|Robyn dances on her own during the new "Do It Again" tour|
The electronic twosome Röyksopp, who had a better outing the first time around than their Swedish tour-mate since the darker October night allowed their lights-and-lasers staging to have full effect, seemed resigned this time to a more subdued, and far less dramatic, opening solo set. Backed, interestingly, by several of the same musicians who would later play for Robyn's more pop-based set, the Norwegian duo performed something between a DJ set and a laid-back acoustic reinterpretation of their catalogue; recognizable tunes like "Happy Out Here" floated by more as suggestions rather than deliberate musical statements. While their 2011 Bowl set was an immersive sound and light experience that demanded attention, Röyksopp's set on Sunday played more as pleasant, mood-setting entrance music.
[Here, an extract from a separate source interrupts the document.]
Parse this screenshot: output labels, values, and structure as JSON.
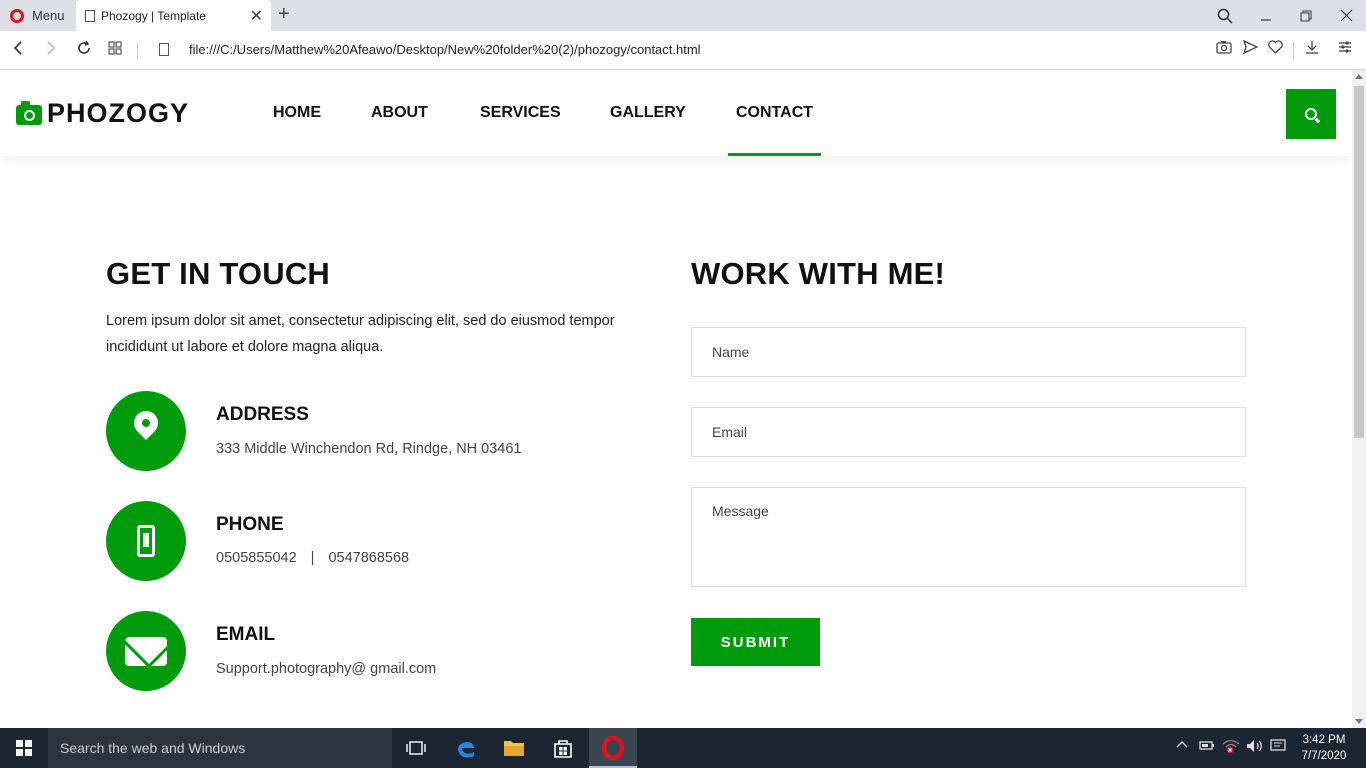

Then there came a strange, significant power shift as Robyn took the stage, stumbling over the opening lines of her 2005 hit "Be Mine," apparently (though not noticeably) out of sync with her band. Then, with a laugh and a gracious, patient smile to the audience, she righted the ship and sailed ahead with unshaken confidence. From that moment on, the Hollywood Bowl stage was Robyn's bitch. The vulnerable, overwhelmed, (and, I'm convinced, almost certainly ill) Robyn of October 2011 was but a distant memory - in fact, the Robyn on stage Sunday night looked like she might have eaten her for lunch.
She certainly dressed the part: in a cutoff red hoodie with one cutoff sleeve, black UFC boxing shorts, knee pads, shin guards, and basketball shoes, like Little Red Riding Hood going snowboarding. The effect was topped off with dramatic Amy Winehouse-style black eye makeup and a serious Ziggy Stardust mullet - David Bowie meets Cathy Rigby as Peter Pan. Her set was equally fearless: she performed at least two completely new songs in the first ten minutes, and doled out the requisite Body Talk hits to the ravenous audience like Kate Mulgrew in Orange is the New Black. At one point, she let the crowd sing the chorus to her Body Talk hit "Dancing On My Own," in complete silence, as she mimed the backwards self-hug thing from the video.
|Photo credit Ann Powers|
Watching the encore of Robyn and Röyksopp's Body Talk collaboration "None Of Dem," I thought about what imbued Robyn in this show with the magnetic power I've seen her wield in smaller club venues but had not before translated to the vast outdoors of the Hollywood Bowl. Her costuming has always held multifaceted significance, making statements at once blunt (I'm a fighter/I'm a freak) and subtle (my entire body is covered but you know what's underneath). The segments of skin she chose to bare - upper thighs in the first set, the right side of her back in the second - speak to the creed she set out in the transformative 2005 single "Who's That Girl": "I'm only sexy when I say it's okay." Indeed, the entire manner in which she moves her body emblematizes a woman in absolute and total command of her sexuality. Few of the ways she would curl her back or shake her ass or thrust her chest would in themselves seem especially sexy - Terry Richardson would never direct an underwear-clad model that way - but the attitude of "This is what I think is sexy, not what you want" is a bold, powerful statement that ultimately proves intimidating and bizarrely sexy.
Near the end of the night, as Robyn was melting all over the stage floor while the two amiable gents of Röyksopp, in chain-mail hoods, played the nine-minute electronic dirge "Monument," I looked around at the sellout crowd and felt my heart lift. I was among 18,000 young American yuppies who had come (and paid!) to the Hollywood Bowl to see the weird shit that two relatively fringe-y European acts had come to put on stage in support of a not-terribly-accessible experimental electronic pop EP, and by and large seeming to buy into it eagerly in a way I've never known a crowd like that to be. It looks like there's hope for our generation yet.